As a market leader in digital strategy and implementation, and a recognized pioneer of data analytics across every business sector, Accenture has been working closely with the water sector and applying innovative thinking in releasing the benefits of digital. In this presentation, we cover the practical development, using implemented examples of using IoT, Big Data and Cloud Computing to show the clear roadmap to how digital disruption can be used to meet the challenges of today to create the digital utility of the future.
Some of the key lessons and approaches covered include:
- Legacy Systems and Data Protocols: Water companies have much data, most of is across disparate, legacy sources and used and managed in silos. Typically analysis is undertaken using spreadsheets, with outputs used only by a handful and complex analysis and models hidden but to a select few and only for a single purpose. Multiple versions of the same data exist; each manipulated and "cleaned" in different ways.
Critical to the success of any data project is the ability to leverage as much of the legacy data and systems as possible. The catalyst of success is to establish a suitable analytics platform that ingests and can analyze data from existing sources and integrate inputs and outputs. There are exceptional analysis and modeling tools, that if integrated into the data platform allows outputs to be used multiple times, and by multiple parties, increasing value on each application.
Most existing BI systems were not designed integrate and the effort involved in conforming to a unified method of data output is futile. Leaving data in it'S original source and managing it's transition using the data platform is much more effective and efficient.
- Use Legacy data and Innovate to plug the gaps: As with legacy systems, creating actionable insights from legacy data as a first priority is critical. Where essential data is not available, innovate through use of engineering principles can help create surrogate information that is sufficient to yield benefits. Increase the "digital footprint" of every existing data point before embarking on expensive data generation exercise.

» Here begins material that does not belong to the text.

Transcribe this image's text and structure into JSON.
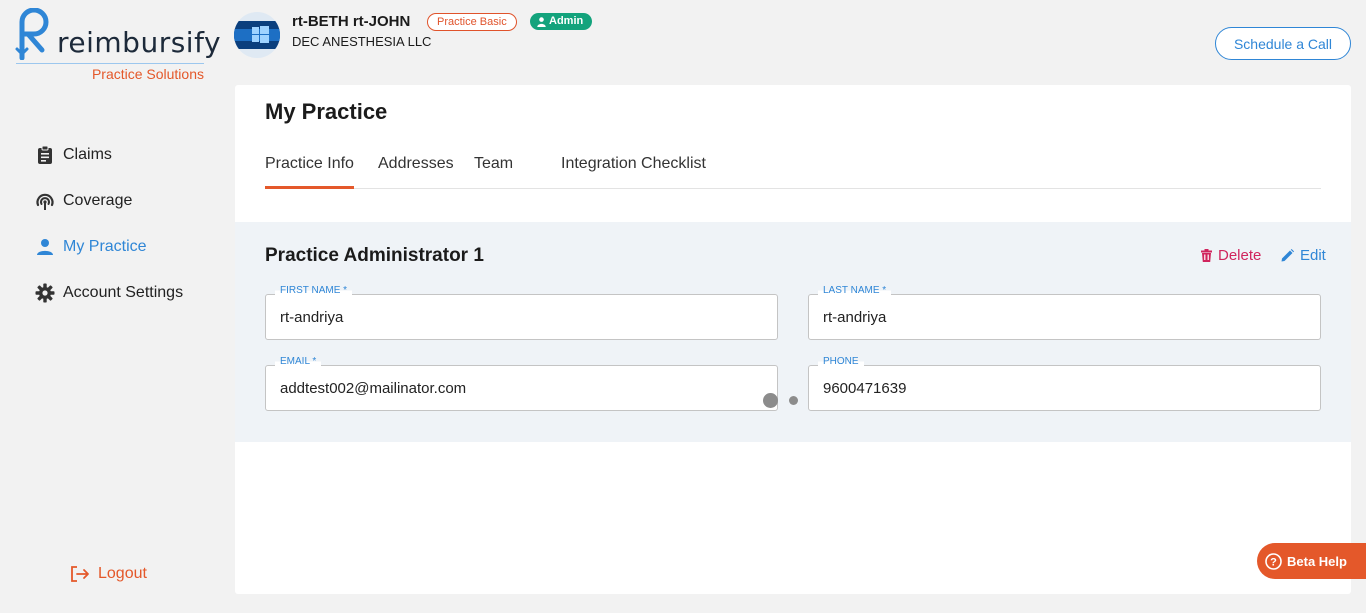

- Perfection isn't progress: Data quality perfection isn't required in order to develop it into something meaningful. Careful data architecture overcomes common problems associated with historic, undisciplined asset tagging conventions. Taking a systematic, "big file" approach to data ingestion allows an effective means of overcoming these legacy issues and achieving fast outcomes. Cleaning data on the fly is an imperative to deliver outcomes in weeks not years.

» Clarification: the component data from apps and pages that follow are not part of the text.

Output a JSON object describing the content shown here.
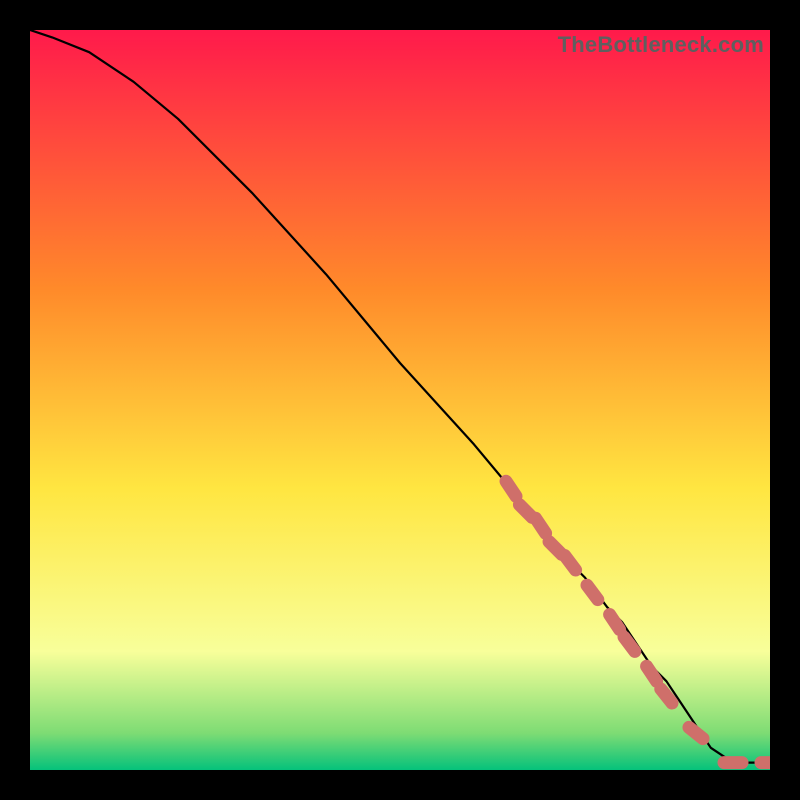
{
  "watermark": "TheBottleneck.com",
  "chart_data": {
    "type": "line",
    "title": "",
    "xlabel": "",
    "ylabel": "",
    "xlim": [
      0,
      100
    ],
    "ylim": [
      0,
      100
    ],
    "grid": false,
    "legend": false,
    "gradient_colors": {
      "top": "#ff1a4b",
      "mid1": "#ff8a2a",
      "mid2": "#ffe641",
      "mid3": "#f8ff9a",
      "mid4": "#7edc74",
      "bottom": "#05c27b"
    },
    "series": [
      {
        "name": "bottleneck-curve",
        "type": "line",
        "color": "#000000",
        "x": [
          0,
          3,
          8,
          14,
          20,
          30,
          40,
          50,
          60,
          65,
          70,
          73,
          75,
          78,
          80,
          82,
          84,
          86,
          88,
          90,
          92,
          95,
          98,
          100
        ],
        "y": [
          100,
          99,
          97,
          93,
          88,
          78,
          67,
          55,
          44,
          38,
          32,
          28,
          26,
          22,
          20,
          17,
          14,
          12,
          9,
          6,
          3,
          1,
          1,
          1
        ]
      },
      {
        "name": "highlighted-points",
        "type": "scatter",
        "color": "#cf6f6a",
        "x": [
          65,
          67,
          69,
          71,
          73,
          76,
          79,
          81,
          84,
          86,
          90,
          95,
          100
        ],
        "y": [
          38,
          35,
          33,
          30,
          28,
          24,
          20,
          17,
          13,
          10,
          5,
          1,
          1
        ]
      }
    ]
  }
}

- Create Familiarity: Use the latest software technology, but create an environment that mimics more common systems such as Java. This reduces the dependency on highly skilled Big Data technology developers, creating a faster and more effective delivery workforce. Equally this applies to the finished user interface. Utilize familiar graphics and company legacy system interfaces. This supports the uptake by the ultimate users.
- Build confidence and benefits quickly: Identify and tackle use cases initially with engaged members of the company, based upon a definite requirement one at a time. This allows the momentum of success to build and drive traction in the business. Typically 2/3rds of benefits are derived from use cases that follow the initial set of hypothesis.

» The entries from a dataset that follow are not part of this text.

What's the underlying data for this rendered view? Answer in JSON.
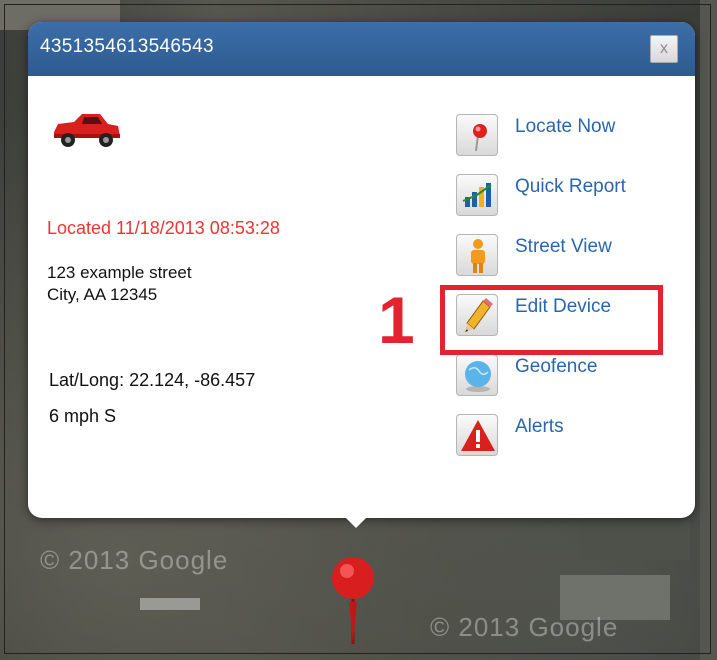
{
  "popup": {
    "title": "4351354613546543",
    "close_label": "x",
    "located": "Located 11/18/2013 08:53:28",
    "address_line1": "123 example street",
    "address_line2": "City, AA 12345",
    "latlong_label": "Lat/Long:",
    "latlong_value": "22.124, -86.457",
    "speed": "6 mph S"
  },
  "actions": [
    {
      "label": "Locate Now",
      "icon": "pin-icon"
    },
    {
      "label": "Quick Report",
      "icon": "report-chart-icon"
    },
    {
      "label": "Street View",
      "icon": "pegman-icon"
    },
    {
      "label": "Edit Device",
      "icon": "pencil-icon"
    },
    {
      "label": "Geofence",
      "icon": "globe-icon"
    },
    {
      "label": "Alerts",
      "icon": "warning-icon"
    }
  ],
  "annotation": {
    "step_number": "1",
    "highlight_color": "#e3232f"
  },
  "map": {
    "watermark_left": "© 2013 Google",
    "watermark_right": "© 2013 Google"
  },
  "colors": {
    "header": "#2d5b90",
    "link": "#2a66b0",
    "located": "#ee3333"
  }
}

- Simplicity to unlock the complex: The simplest of uses cases will deliver huge benefits. Following the successful approach of See Performance, Manage Performance, Optimize Performance and Automate Performance will create the environment to long-term success.
Using practical examples, our presentation will articulate how to begin the digital evolution in the water companies, and return value to our customers and stakeholder by doing more for less using much of what we have invested in already.